Podcast
This podcast made available from Vatican Radio

Galileo_papers

Vatican Secret Archives

source – asv.vatican.va/en

The Vatican Secret Archives has published a new edition of the documents regarding the Galileo case as part of the celebrations marking this International Year of Astronomy.

It has been directed by the prefect of the archives, Bishop Sergio Pagano.

Speaking recently to L’Osservatore Romano, Bishop Pagno stated that the volume has a better selection of information from those who intervened in Galileo’s case — “each of them specified in the notes, and many of them inquisitors”

It also includes, in addition to all of the letters regarding the case, 20 new documents found in the Vatican since 1991, critiques of various documents that require an edition faithful to the original, as well as an extensive introduction on the historical circumstances and development of the case.

The new volume has 550 pages and 1,300 notes.

Various errors

Bishop Pagano reflected on the Galileo case, affirming that “the theologians’ attitudes could have been more comprehensive and elastic.”

“Taking into account that the historical context was not ripe for receiving the scientific studies of the great scholar of Pisa, it is undeniable that in this matter various errors were committed, also on the part of Galileo himself,”

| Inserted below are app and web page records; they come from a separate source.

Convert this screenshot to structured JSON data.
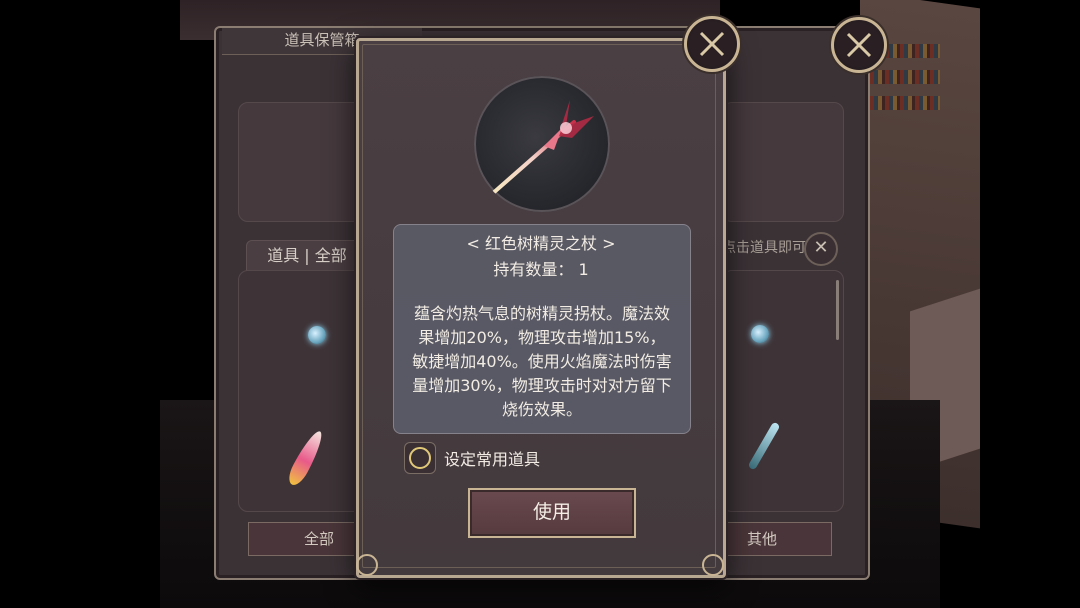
{
  "background_panel": {
    "title": "道具保管箱",
    "tab_label": "道具 | 全部",
    "use_hint": "点击道具即可使用",
    "bottom_tabs": {
      "left": "全部",
      "right": "其他"
    }
  },
  "item_detail": {
    "name": "< 红色树精灵之杖 >",
    "quantity_label": "持有数量： 1",
    "description": "蕴含灼热气息的树精灵拐杖。魔法效果增加20%，物理攻击增加15%，敏捷增加40%。使用火焰魔法时伤害量增加30%，物理攻击时对对方留下烧伤效果。",
    "favorite_label": "设定常用道具",
    "favorite_checked": false,
    "use_button_label": "使用"
  },
  "icons": {
    "close": "close-icon",
    "item": "red-treant-staff-icon"
  },
  "colors": {
    "frame_gold": "#c9b594",
    "panel_bg": "#4a3f43",
    "desc_bg": "#5a5b66",
    "checkbox_ring": "#e0c878"
  }
}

The bishop noted that in a culture dominated by the Ptolemaic perspective, which considered the Earth as the center of the universe, the Copernican system “systematically went against Scripture.”

The bishop also noted “Urban VIII’s firm and resolved decision of wanting the investigation and the condemnation, entrusting the letters and the studies of Galileo to the screening of limited scholars and not always up to par.”

“Among the Jesuits — who were left out of the investigation — there wouldn’t have been a lack of attitudes ready to be more indulgent with the scholar from Pisa,” Bishop Pagano contended.

(Zenit.org)